__MATERIAL PROVIDED__.
============================================================
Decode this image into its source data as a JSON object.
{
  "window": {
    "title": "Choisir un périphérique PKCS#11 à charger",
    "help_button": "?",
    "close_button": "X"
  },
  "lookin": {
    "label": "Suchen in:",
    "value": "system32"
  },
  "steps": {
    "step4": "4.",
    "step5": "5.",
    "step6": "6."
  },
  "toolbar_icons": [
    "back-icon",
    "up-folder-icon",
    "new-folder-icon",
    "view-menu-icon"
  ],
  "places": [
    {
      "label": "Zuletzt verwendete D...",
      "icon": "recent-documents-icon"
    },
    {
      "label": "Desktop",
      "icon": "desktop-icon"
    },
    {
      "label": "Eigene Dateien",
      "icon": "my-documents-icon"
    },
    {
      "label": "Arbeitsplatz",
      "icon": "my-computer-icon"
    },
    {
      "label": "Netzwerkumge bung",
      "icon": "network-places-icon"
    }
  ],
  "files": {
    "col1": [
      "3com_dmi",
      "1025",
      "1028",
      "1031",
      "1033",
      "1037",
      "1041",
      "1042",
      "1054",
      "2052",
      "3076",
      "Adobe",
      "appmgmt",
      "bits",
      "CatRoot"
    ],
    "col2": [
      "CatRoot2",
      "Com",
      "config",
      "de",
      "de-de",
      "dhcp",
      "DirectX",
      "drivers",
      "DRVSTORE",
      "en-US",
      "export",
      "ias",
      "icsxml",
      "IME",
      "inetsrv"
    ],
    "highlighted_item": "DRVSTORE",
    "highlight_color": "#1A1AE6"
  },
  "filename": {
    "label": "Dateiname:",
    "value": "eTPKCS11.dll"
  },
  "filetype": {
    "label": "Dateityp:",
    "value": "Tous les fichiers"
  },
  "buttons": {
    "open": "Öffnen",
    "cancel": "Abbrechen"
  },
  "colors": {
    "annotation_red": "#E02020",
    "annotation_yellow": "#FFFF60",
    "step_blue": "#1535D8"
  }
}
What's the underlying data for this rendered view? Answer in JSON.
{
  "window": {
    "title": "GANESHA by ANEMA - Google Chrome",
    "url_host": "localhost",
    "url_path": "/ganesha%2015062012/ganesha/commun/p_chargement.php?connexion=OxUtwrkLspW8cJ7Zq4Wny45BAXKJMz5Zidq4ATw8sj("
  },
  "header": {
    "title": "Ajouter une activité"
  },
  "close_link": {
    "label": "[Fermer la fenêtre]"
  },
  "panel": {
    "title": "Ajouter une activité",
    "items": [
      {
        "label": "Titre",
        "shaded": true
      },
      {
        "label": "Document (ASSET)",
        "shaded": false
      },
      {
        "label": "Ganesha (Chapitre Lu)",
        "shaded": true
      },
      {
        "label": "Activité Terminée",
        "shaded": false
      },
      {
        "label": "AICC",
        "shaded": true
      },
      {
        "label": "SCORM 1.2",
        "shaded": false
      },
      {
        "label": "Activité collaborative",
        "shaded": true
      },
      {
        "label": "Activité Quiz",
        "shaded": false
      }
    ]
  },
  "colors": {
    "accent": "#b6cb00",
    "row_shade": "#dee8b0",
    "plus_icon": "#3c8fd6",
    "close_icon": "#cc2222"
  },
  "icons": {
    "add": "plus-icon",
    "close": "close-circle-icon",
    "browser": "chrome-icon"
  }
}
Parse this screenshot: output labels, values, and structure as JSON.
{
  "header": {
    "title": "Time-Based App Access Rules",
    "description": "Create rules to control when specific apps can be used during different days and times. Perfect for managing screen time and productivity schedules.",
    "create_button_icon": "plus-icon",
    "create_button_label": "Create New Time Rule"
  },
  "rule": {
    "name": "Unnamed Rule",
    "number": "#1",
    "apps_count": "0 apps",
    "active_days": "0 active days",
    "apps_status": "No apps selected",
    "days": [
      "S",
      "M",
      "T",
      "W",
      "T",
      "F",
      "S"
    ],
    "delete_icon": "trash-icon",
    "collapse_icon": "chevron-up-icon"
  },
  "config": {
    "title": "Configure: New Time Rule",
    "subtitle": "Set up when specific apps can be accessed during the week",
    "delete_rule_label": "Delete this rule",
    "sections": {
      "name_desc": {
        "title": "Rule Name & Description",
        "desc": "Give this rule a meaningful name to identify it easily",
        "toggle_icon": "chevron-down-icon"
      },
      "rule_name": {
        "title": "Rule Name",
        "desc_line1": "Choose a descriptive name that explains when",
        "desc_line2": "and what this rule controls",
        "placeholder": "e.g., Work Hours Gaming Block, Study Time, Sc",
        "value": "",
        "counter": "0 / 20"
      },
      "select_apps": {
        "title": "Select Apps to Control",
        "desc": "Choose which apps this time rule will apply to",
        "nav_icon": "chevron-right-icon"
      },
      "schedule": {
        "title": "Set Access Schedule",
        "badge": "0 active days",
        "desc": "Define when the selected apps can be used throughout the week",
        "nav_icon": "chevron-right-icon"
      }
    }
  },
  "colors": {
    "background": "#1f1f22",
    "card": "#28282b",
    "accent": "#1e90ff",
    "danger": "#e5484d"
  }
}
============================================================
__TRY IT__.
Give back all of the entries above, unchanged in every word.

__SOLUTION BELOW__.
Decode this image into its source data as a JSON object.
{
  "window": {
    "title": "Choisir un périphérique PKCS#11 à charger",
    "help_button": "?",
    "close_button": "X"
  },
  "lookin": {
    "label": "Suchen in:",
    "value": "system32"
  },
  "steps": {
    "step4": "4.",
    "step5": "5.",
    "step6": "6."
  },
  "toolbar_icons": [
    "back-icon",
    "up-folder-icon",
    "new-folder-icon",
    "view-menu-icon"
  ],
  "places": [
    {
      "label": "Zuletzt verwendete D...",
      "icon": "recent-documents-icon"
    },
    {
      "label": "Desktop",
      "icon": "desktop-icon"
    },
    {
      "label": "Eigene Dateien",
      "icon": "my-documents-icon"
    },
    {
      "label": "Arbeitsplatz",
      "icon": "my-computer-icon"
    },
    {
      "label": "Netzwerkumge bung",
      "icon": "network-places-icon"
    }
  ],
  "files": {
    "col1": [
      "3com_dmi",
      "1025",
      "1028",
      "1031",
      "1033",
      "1037",
      "1041",
      "1042",
      "1054",
      "2052",
      "3076",
      "Adobe",
      "appmgmt",
      "bits",
      "CatRoot"
    ],
    "col2": [
      "CatRoot2",
      "Com",
      "config",
      "de",
      "de-de",
      "dhcp",
      "DirectX",
      "drivers",
      "DRVSTORE",
      "en-US",
      "export",
      "ias",
      "icsxml",
      "IME",
      "inetsrv"
    ],
    "highlighted_item": "DRVSTORE",
    "highlight_color": "#1A1AE6"
  },
  "filename": {
    "label": "Dateiname:",
    "value": "eTPKCS11.dll"
  },
  "filetype": {
    "label": "Dateityp:",
    "value": "Tous les fichiers"
  },
  "buttons": {
    "open": "Öffnen",
    "cancel": "Abbrechen"
  },
  "colors": {
    "annotation_red": "#E02020",
    "annotation_yellow": "#FFFF60",
    "step_blue": "#1535D8"
  }
}
What's the underlying data for this rendered view? Answer in JSON.
{
  "window": {
    "title": "GANESHA by ANEMA - Google Chrome",
    "url_host": "localhost",
    "url_path": "/ganesha%2015062012/ganesha/commun/p_chargement.php?connexion=OxUtwrkLspW8cJ7Zq4Wny45BAXKJMz5Zidq4ATw8sj("
  },
  "header": {
    "title": "Ajouter une activité"
  },
  "close_link": {
    "label": "[Fermer la fenêtre]"
  },
  "panel": {
    "title": "Ajouter une activité",
    "items": [
      {
        "label": "Titre",
        "shaded": true
      },
      {
        "label": "Document (ASSET)",
        "shaded": false
      },
      {
        "label": "Ganesha (Chapitre Lu)",
        "shaded": true
      },
      {
        "label": "Activité Terminée",
        "shaded": false
      },
      {
        "label": "AICC",
        "shaded": true
      },
      {
        "label": "SCORM 1.2",
        "shaded": false
      },
      {
        "label": "Activité collaborative",
        "shaded": true
      },
      {
        "label": "Activité Quiz",
        "shaded": false
      }
    ]
  },
  "colors": {
    "accent": "#b6cb00",
    "row_shade": "#dee8b0",
    "plus_icon": "#3c8fd6",
    "close_icon": "#cc2222"
  },
  "icons": {
    "add": "plus-icon",
    "close": "close-circle-icon",
    "browser": "chrome-icon"
  }
}
Parse this screenshot: output labels, values, and structure as JSON.
{
  "header": {
    "title": "Time-Based App Access Rules",
    "description": "Create rules to control when specific apps can be used during different days and times. Perfect for managing screen time and productivity schedules.",
    "create_button_icon": "plus-icon",
    "create_button_label": "Create New Time Rule"
  },
  "rule": {
    "name": "Unnamed Rule",
    "number": "#1",
    "apps_count": "0 apps",
    "active_days": "0 active days",
    "apps_status": "No apps selected",
    "days": [
      "S",
      "M",
      "T",
      "W",
      "T",
      "F",
      "S"
    ],
    "delete_icon": "trash-icon",
    "collapse_icon": "chevron-up-icon"
  },
  "config": {
    "title": "Configure: New Time Rule",
    "subtitle": "Set up when specific apps can be accessed during the week",
    "delete_rule_label": "Delete this rule",
    "sections": {
      "name_desc": {
        "title": "Rule Name & Description",
        "desc": "Give this rule a meaningful name to identify it easily",
        "toggle_icon": "chevron-down-icon"
      },
      "rule_name": {
        "title": "Rule Name",
        "desc_line1": "Choose a descriptive name that explains when",
        "desc_line2": "and what this rule controls",
        "placeholder": "e.g., Work Hours Gaming Block, Study Time, Sc",
        "value": "",
        "counter": "0 / 20"
      },
      "select_apps": {
        "title": "Select Apps to Control",
        "desc": "Choose which apps this time rule will apply to",
        "nav_icon": "chevron-right-icon"
      },
      "schedule": {
        "title": "Set Access Schedule",
        "badge": "0 active days",
        "desc": "Define when the selected apps can be used throughout the week",
        "nav_icon": "chevron-right-icon"
      }
    }
  },
  "colors": {
    "background": "#1f1f22",
    "card": "#28282b",
    "accent": "#1e90ff",
    "danger": "#e5484d"
  }
}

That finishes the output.